Skip to main content

Football Heisman winner Kyler Murray chooses football over baseball

Former Oklahoma quarterback Kyler Murray has declared his intention to focus on his NFL career instead of playing baseball for the Oakland Athletics, who drafted him last year.

Sue Ogrocki/The Associated Press

Heisman Trophy winner Kyler Murray says he will pursue a career in the NFL over playing baseball for the Oakland Athletics.

Murray was the ninth overall pick in last June’s baseball amateur draft, and the outfielder agreed to a minor league contract with Oakland for a US$4.66 million signing bonus. He is a football quarterback and eligible for this year’s NFL draft which starts April 25.

Oakland, which started spring training workouts on Monday, had a locker with a No. 73 jersey waiting for him.

Story continues below advertisement

“I am firmly and fully committing my life and time to becoming an NFL quarterback,” Murray tweeted on Monday. “Football has been my love and passion my entire life. I was raised to play QB, and I very much look forward to dedicating 100 per cent of myself to being the best QB possible and winning NFL championships. I have started an extensive training program to further prepare myself for upcoming workouts and interviews. I eagerly await the opportunity to continue to prove to NFL decision makers that I am the franchise QB in this draft.”

“Things have certainly changed since the draft,” Billy Beane, Oakland’s executive vice-president of baseball operations, said before the announcement. “The situation is fluid right now and based on a historic college football season that the young man had.”

Murray’s baseball deal called for him to receive US$1.5 million within 30 days of the deal’s approval last summer by Major League Baseball and US$3.16 million on March 1.

Bo Jackson and Deion Sanders played both football and baseball, but Sanders was a running back and Sanders a cornerback.

“Quarterback is a very demanding position, as is being a Major League baseball player,” Beane said. “To say somebody could or couldn’t, I’m not here to say that. Something like that is something that is part of our private discussions.”
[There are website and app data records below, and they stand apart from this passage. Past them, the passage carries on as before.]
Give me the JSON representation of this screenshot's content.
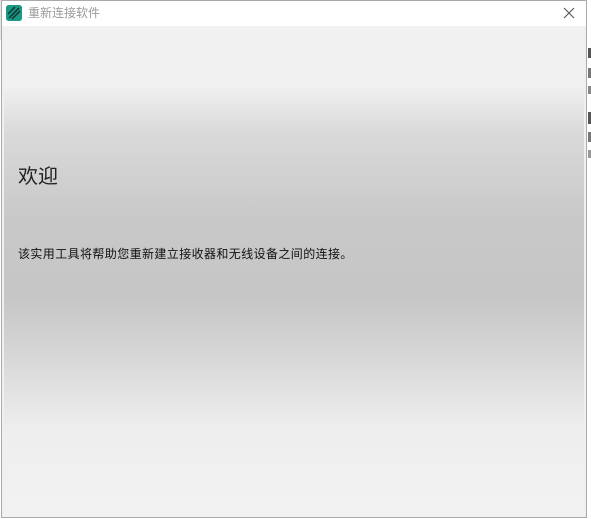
{
  "window": {
    "title": "重新连接软件",
    "close_icon": "close-icon",
    "app_icon": "app-logo-icon"
  },
  "content": {
    "heading": "欢迎",
    "description": "该实用工具将帮助您重新建立接收器和无线设备之间的连接。"
  },
  "colors": {
    "app_icon_bg": "#1a9a86",
    "title_text": "#9a9a9a",
    "gradient_mid": "#c6c6c6",
    "gradient_edge": "#f1f1f1"
  }
}
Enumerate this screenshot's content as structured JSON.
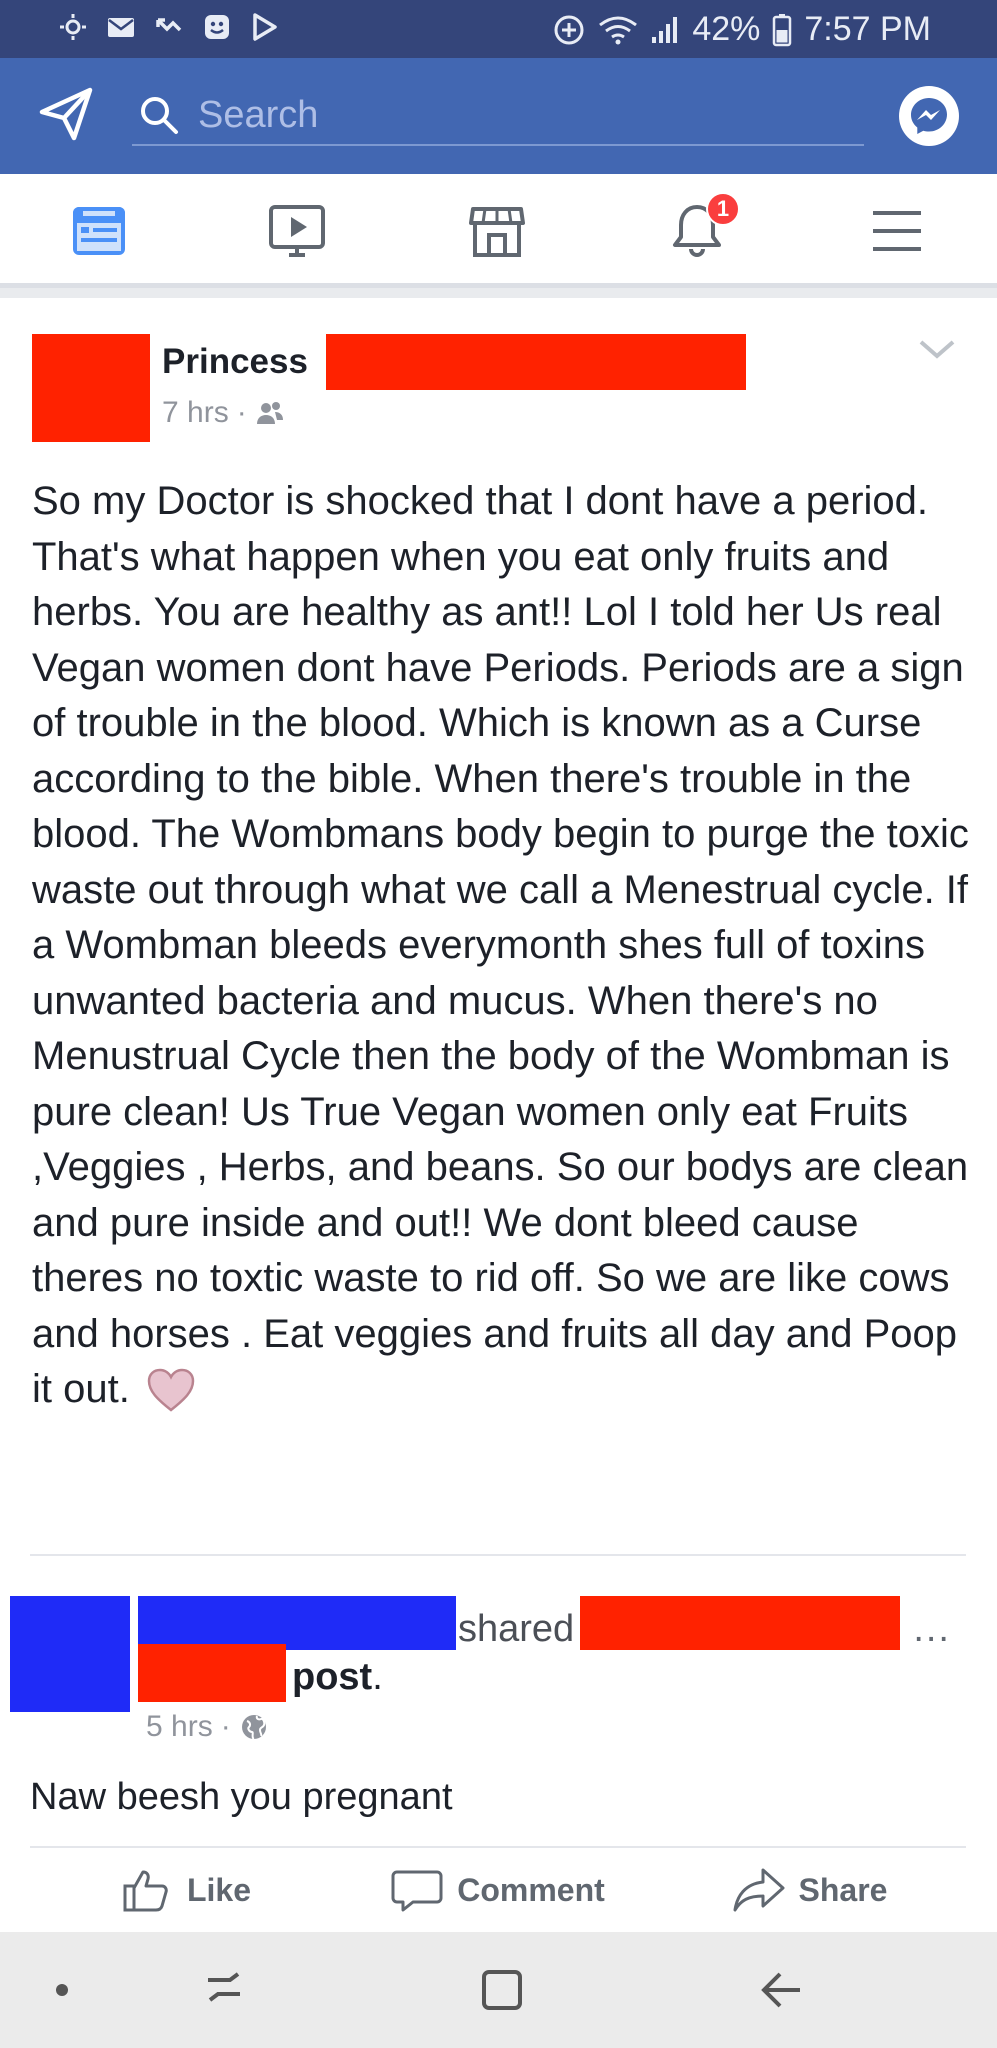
{
  "status_bar": {
    "battery": "42%",
    "time": "7:57 PM"
  },
  "search": {
    "placeholder": "Search"
  },
  "nav": {
    "notifications_badge": "1"
  },
  "post": {
    "author_visible": "Princess",
    "time": "7 hrs",
    "privacy_icon": "friends-icon",
    "text": "So my Doctor is shocked that I dont have a period. That's what happen when you eat only fruits and herbs. You are healthy as ant!! Lol I told her Us real Vegan women dont have Periods. Periods are a sign of trouble in the blood. Which is known as a Curse according to the bible. When there's trouble in the blood. The Wombmans body begin to purge the toxic waste out through what we call a Menestrual cycle. If a Wombman bleeds everymonth shes full of toxins unwanted bacteria and mucus. When there's no Menustrual Cycle then the body of the Wombman is pure clean! Us True Vegan women only eat Fruits ,Veggies , Herbs, and beans. So our bodys are clean and pure inside and out!! We dont bleed cause theres no toxtic waste to rid off. So we are like cows and horses . Eat veggies and fruits all day and Poop it out."
  },
  "share": {
    "shared_word": "shared",
    "post_word": "post",
    "period": ".",
    "more": "...",
    "time": "5 hrs",
    "privacy_icon": "globe-icon",
    "text": "Naw beesh you pregnant"
  },
  "actions": {
    "like": "Like",
    "comment": "Comment",
    "share": "Share"
  },
  "colors": {
    "header_blue": "#4267b2",
    "status_bar": "#34457a",
    "redaction_red": "#ff2200",
    "redaction_blue": "#1f2bf7"
  }
}
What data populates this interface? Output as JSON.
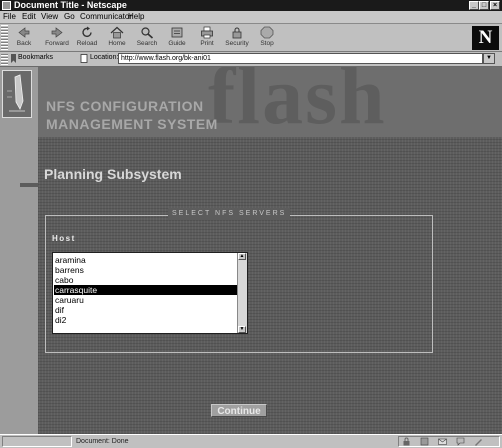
{
  "window": {
    "title": "Document Title - Netscape"
  },
  "menu": [
    "File",
    "Edit",
    "View",
    "Go",
    "Communicator",
    "Help"
  ],
  "toolbar": [
    {
      "label": "Back",
      "icon": "back-arrow-icon"
    },
    {
      "label": "Forward",
      "icon": "forward-arrow-icon"
    },
    {
      "label": "Reload",
      "icon": "reload-icon"
    },
    {
      "label": "Home",
      "icon": "home-icon"
    },
    {
      "label": "Search",
      "icon": "search-icon"
    },
    {
      "label": "Guide",
      "icon": "guide-icon"
    },
    {
      "label": "Print",
      "icon": "print-icon"
    },
    {
      "label": "Security",
      "icon": "security-icon"
    },
    {
      "label": "Stop",
      "icon": "stop-icon"
    }
  ],
  "brand_logo": "N",
  "location": {
    "bookmarks_label": "Bookmarks",
    "location_label": "Location:",
    "url": "http://www.flash.org/bk-ani01"
  },
  "page": {
    "background_word": "flash",
    "system_title_1": "NFS CONFIGURATION",
    "system_title_2": "MANAGEMENT SYSTEM",
    "subsystem_title": "Planning Subsystem",
    "legend": "SELECT NFS SERVERS",
    "host_label": "Host",
    "hosts": [
      "aramina",
      "barrens",
      "cabo",
      "carrasquite",
      "caruaru",
      "dif",
      "di2"
    ],
    "selected_host": "carrasquite",
    "continue_label": "Continue"
  },
  "status": {
    "text": "Document: Done"
  },
  "colors": {
    "page_bg": "#5c5c5c",
    "sidebar": "#9c9c9c",
    "selection": "#000000"
  }
}
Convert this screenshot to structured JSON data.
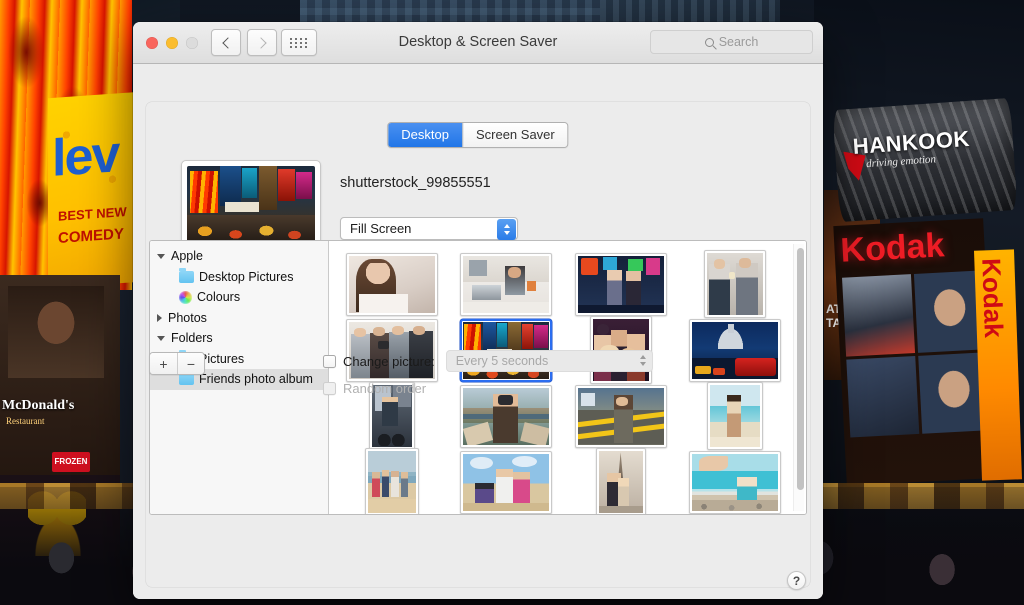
{
  "window": {
    "title": "Desktop & Screen Saver",
    "traffic_lights": [
      "close",
      "minimize",
      "zoom"
    ],
    "nav": {
      "back": "‹",
      "forward": "›",
      "show_all": "grid-view"
    },
    "search": {
      "placeholder": "Search",
      "value": ""
    }
  },
  "tabs": [
    {
      "label": "Desktop",
      "active": true
    },
    {
      "label": "Screen Saver",
      "active": false
    }
  ],
  "selection": {
    "picture_name": "shutterstock_99855551",
    "fit_mode": "Fill Screen"
  },
  "sidebar": {
    "items": [
      {
        "label": "Apple",
        "type": "group",
        "disclosure": "down",
        "indent": 0,
        "selected": false
      },
      {
        "label": "Desktop Pictures",
        "type": "folder",
        "indent": 1,
        "selected": false
      },
      {
        "label": "Colours",
        "type": "color-wheel",
        "indent": 1,
        "selected": false
      },
      {
        "label": "Photos",
        "type": "group",
        "disclosure": "right",
        "indent": 0,
        "selected": false
      },
      {
        "label": "Folders",
        "type": "group",
        "disclosure": "down",
        "indent": 0,
        "selected": false
      },
      {
        "label": "Pictures",
        "type": "folder-camera",
        "indent": 1,
        "selected": false
      },
      {
        "label": "Friends photo album",
        "type": "folder",
        "indent": 1,
        "selected": true
      }
    ]
  },
  "thumbnails": [
    {
      "id": 1,
      "orientation": "landscape",
      "selected": false,
      "scene": "woman-portrait-white"
    },
    {
      "id": 2,
      "orientation": "landscape",
      "selected": false,
      "scene": "woman-laptop-kitchen"
    },
    {
      "id": 3,
      "orientation": "landscape",
      "selected": false,
      "scene": "two-women-night-street"
    },
    {
      "id": 4,
      "orientation": "portrait",
      "selected": false,
      "scene": "couple-toasting-drinks"
    },
    {
      "id": 5,
      "orientation": "landscape",
      "selected": false,
      "scene": "group-friends-camera"
    },
    {
      "id": 6,
      "orientation": "landscape",
      "selected": true,
      "scene": "times-square-daylight"
    },
    {
      "id": 7,
      "orientation": "portrait",
      "selected": false,
      "scene": "friends-party-group"
    },
    {
      "id": 8,
      "orientation": "landscape",
      "selected": false,
      "scene": "london-bus-cathedral-night"
    },
    {
      "id": 9,
      "orientation": "portrait",
      "selected": false,
      "scene": "cyclist-city-street"
    },
    {
      "id": 10,
      "orientation": "landscape",
      "selected": false,
      "scene": "selfie-couple-hilltown"
    },
    {
      "id": 11,
      "orientation": "landscape",
      "selected": false,
      "scene": "woman-yellow-crosswalk"
    },
    {
      "id": 12,
      "orientation": "portrait",
      "selected": false,
      "scene": "woman-walking-beach"
    },
    {
      "id": 13,
      "orientation": "portrait",
      "selected": false,
      "scene": "family-on-beach"
    },
    {
      "id": 14,
      "orientation": "landscape",
      "selected": false,
      "scene": "friends-jumping-beach"
    },
    {
      "id": 15,
      "orientation": "portrait",
      "selected": false,
      "scene": "mother-child-eiffel-tower"
    },
    {
      "id": 16,
      "orientation": "landscape",
      "selected": false,
      "scene": "child-reaching-hand-sea"
    }
  ],
  "footer": {
    "add_label": "+",
    "remove_label": "−",
    "change_picture_label": "Change picture:",
    "change_picture_checked": false,
    "interval_value": "Every 5 seconds",
    "interval_enabled": false,
    "random_order_label": "Random order",
    "random_order_checked": false,
    "random_order_enabled": false,
    "help_label": "?"
  },
  "desktop_background": {
    "scene": "times-square-new-york-night",
    "signs": {
      "fire_billboard": "",
      "nev_title": "lev",
      "best_new": "BEST NEW",
      "comedy": "COMEDY",
      "mcdonalds": "McDonald's",
      "mcdonalds_sub": "Restaurant",
      "frozen": "FROZEN",
      "hankook": "HANKOOK",
      "hankook_tagline": "driving emotion",
      "kodak": "Kodak",
      "kodak_vertical": "Kodak",
      "wrath": "ATH\nTANS"
    }
  },
  "colors": {
    "accent_blue": "#2176e8",
    "selection_border": "#2b6df0",
    "window_bg": "#ececec",
    "panel_bg": "#ffffff",
    "sidebar_bg": "#f7f7f7",
    "row_selected": "#dedede"
  }
}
“He’s one of those rare athletes, who I think any sport that he played, he’d probably excel at,” A’s manager Bob Melvin said.

Murray passed for 4,361 yards and 42 touchdowns for Oklahoma last season. He ran for 1,001 yards and another 12 scores, posting the second-best passer efficiency rating in FBS history.

Story continues below advertisement

“Obviously the fact that he would want to play quarterback, if he chooses the football route, is a little different than Deion or Bo or some of those guys,” Oklahoma coach Lincoln Riley said in November. “But he athletically is so gifted and can transition between the two.”

Report an error
Due to technical reasons, we have temporarily removed commenting from our articles. We hope to have this fixed soon. Thank you for your patience. If you are looking to give feedback on our new site, please send it along to feedback@globeandmail.com. If you want to write a letter to the editor, please forward to letters@globeandmail.com.

Welcome to The Globe and Mail’s comment community. This is a space where subscribers can engage with each other and Globe staff. Non-subscribers can read and sort comments but will not be able to engage with them in any way. Click here to subscribe.

If you would like to write a letter to the editor, please forward it to letters@globeandmail.com. Readers can also interact with The Globe on Facebook and Twitter .

Welcome to The Globe and Mail’s comment community. This is a space where subscribers can engage with each other and Globe staff. Non-subscribers can read and sort comments but will not be able to engage with them in any way. Click here to subscribe.

If you would like to write a letter to the editor, please forward it to letters@globeandmail.com. Readers can also interact with The Globe on Facebook and Twitter .

Welcome to The Globe and Mail’s comment community. This is a space where subscribers can engage with each other and Globe staff.

We aim to create a safe and valuable space for discussion and debate. That means:

  • Treat others as you wish to be treated
  • Criticize ideas, not people
  • Stay on topic
  • Avoid the use of toxic and offensive language
  • Flag bad behaviour

Comments that violate our community guidelines will be removed.

Read our community guidelines here

Discussion loading ...

Cannabis pro newsletter